As a longtime 13 Moon calendar advocate formerly obsessed with the Maya(n) calendar, as well as the accompanying lore, allow me to clarify: The end of the Maya(n) calendar (Dec. 21, 2012) is not the end of the world; it is merely the end of three-dimensional existence as we know it. With this in mind, my last day of linear Gregorian cluster-fuckiness here in Santa Fe would look a little something like this:
In response to this guy who got in my face at the grocery store with a diatribe about how I have no right to be a music critic since I’m not a musician myself, I decided to attend the open mic at Second Street Brewery’s Railyard location.
The New Mexico heraldic crest, if it had one, would probably feature Christmas chiles, a West Side Locos tag, hot air balloons and a bolo tie. And don’t forget the Frito pie, surrounded by fleur-de-lis to class it up a little.
Pondering a doomsday 2012 scenario, I wondered which Santa Fe offering I would visit if I had only 24 hours to go. Then it hit me: Were I facing inevitable death, I’d want to be as relaxed as possible.
Before tweens and hillbillies started singing that horrid Nickelback anthem, it was the secret dream of most writers to play in a rock ’n’ roll band. Some authors, including Rick Moody, Stephen King and even (alas!) Barbara Kingsolver, have actually nailed semi-regular gigs doing something a step above karaoke.
As anyone who survived the Endless Winter of 2009 knows, short, cold days and long, cold nights require a game plan.
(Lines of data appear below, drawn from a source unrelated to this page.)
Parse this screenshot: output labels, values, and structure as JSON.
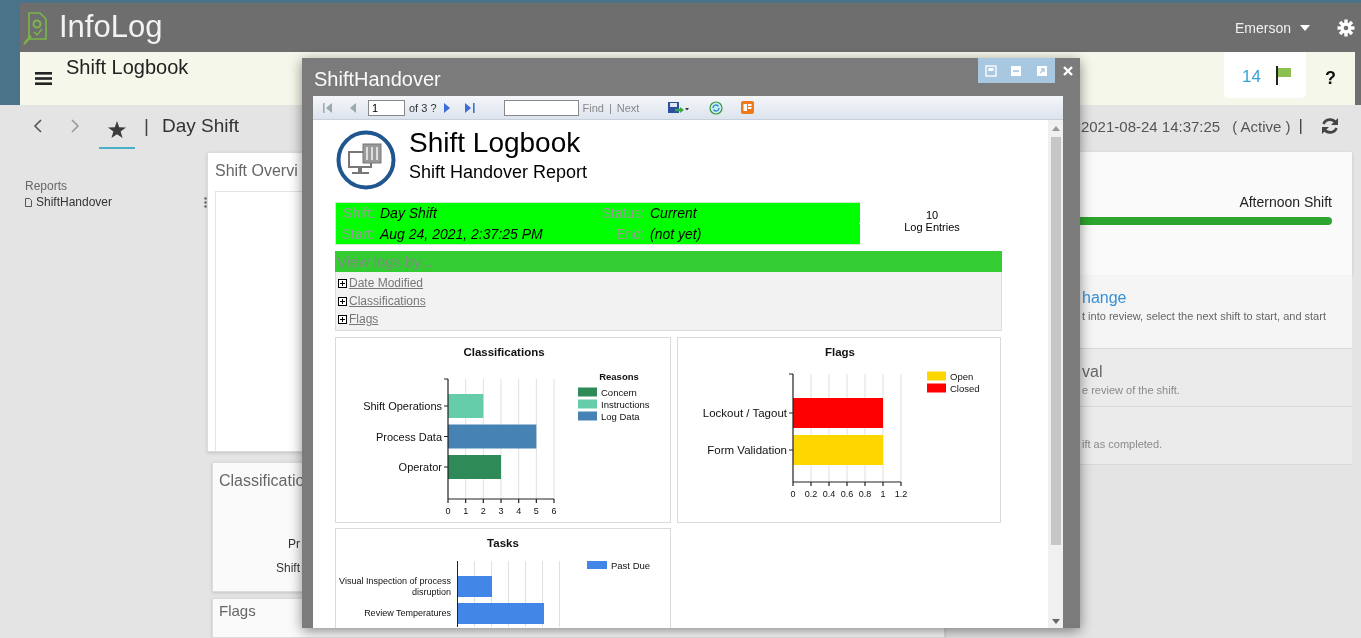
{
  "app": {
    "title": "InfoLog",
    "user": "Emerson"
  },
  "header": {
    "title": "Shift Logbook",
    "flag_count": "14",
    "help": "?"
  },
  "nav": {
    "separator_left": "|",
    "shift": "Day Shift",
    "timestamp": "2021-08-24 14:37:25",
    "status": "( Active )",
    "separator_right": "|"
  },
  "sidebar": {
    "section": "Reports",
    "items": [
      {
        "label": "ShiftHandover"
      }
    ]
  },
  "overview_cards": [
    {
      "title": "Shift Overvi"
    },
    {
      "title": "Classificatio",
      "lines": [
        "Pr",
        "Shift"
      ]
    },
    {
      "title": "Flags"
    }
  ],
  "shift_card": {
    "next_shift": "Afternoon Shift"
  },
  "actions": [
    {
      "title": "hange",
      "description": "t into review, select the next shift to start, and start",
      "disabled": false
    },
    {
      "title": "val",
      "description": "e review of the shift.",
      "disabled": true
    },
    {
      "description": "ift as completed.",
      "disabled": true
    }
  ],
  "dialog": {
    "title": "ShiftHandover",
    "toolbar": {
      "page": "1",
      "page_count": "of 3 ?",
      "find": "Find",
      "separator": "|",
      "next": "Next"
    },
    "report": {
      "title": "Shift Logbook",
      "subtitle": "Shift Handover Report",
      "info": [
        {
          "label": "Shift:",
          "value": "Day Shift"
        },
        {
          "label": "Status:",
          "value": "Current"
        },
        {
          "label": "Start:",
          "value": "Aug 24, 2021, 2:37:25 PM"
        },
        {
          "label": "End:",
          "value": "(not yet)"
        }
      ],
      "entries_count": "10",
      "entries_label": "Log Entries",
      "view_logs": {
        "heading": "View logs by...",
        "groups": [
          {
            "label": "Date Modified",
            "expanded": false
          },
          {
            "label": "Classifications",
            "expanded": false
          },
          {
            "label": "Flags",
            "expanded": false
          }
        ]
      },
      "charts": [
        {
          "legend_title": "Reasons",
          "chart_data": {
            "type": "bar",
            "orientation": "horizontal",
            "title": "Classifications",
            "categories": [
              "Shift Operations",
              "Process Data",
              "Operator"
            ],
            "series": [
              {
                "name": "Concern",
                "color": "#2e8b57",
                "values": [
                  null,
                  null,
                  3
                ]
              },
              {
                "name": "Instructions",
                "color": "#66cdaa",
                "values": [
                  2,
                  null,
                  null
                ]
              },
              {
                "name": "Log Data",
                "color": "#4682b4",
                "values": [
                  null,
                  5,
                  null
                ]
              }
            ],
            "xlim": [
              0,
              6
            ],
            "xticks": [
              0,
              1,
              2,
              3,
              4,
              5,
              6
            ],
            "grid": true,
            "legend": true
          }
        },
        {
          "chart_data": {
            "type": "bar",
            "orientation": "horizontal",
            "title": "Flags",
            "categories": [
              "Lockout / Tagout",
              "Form Validation"
            ],
            "series": [
              {
                "name": "Open",
                "color": "#ffd700",
                "values": [
                  null,
                  1
                ]
              },
              {
                "name": "Closed",
                "color": "#ff0000",
                "values": [
                  1,
                  null
                ]
              }
            ],
            "xlim": [
              0,
              1.2
            ],
            "xticks": [
              0,
              0.2,
              0.4,
              0.6,
              0.8,
              1,
              1.2
            ],
            "grid": true,
            "legend": true
          }
        }
      ],
      "tasks": {
        "title": "Tasks",
        "legend": "Past Due",
        "categories": [
          "Visual Inspection of process disruption",
          "Review Temperatures"
        ]
      }
    }
  }
}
And, like most of life’s experiences (falling in love, winning the lottery, surviving the apocalypse), a little self-knowledge goes a long way.
I’m an unapologetic omnivore, but a nice sister and daughter. For Thanksgiving this year, my weird, painfully nontraditional, vegetarian family is flying out to Santa Fe. And I’m not going to sequester them, as the guests of honor—who are also traveling 3,000 miles amid holiday hubbub—to side dishes.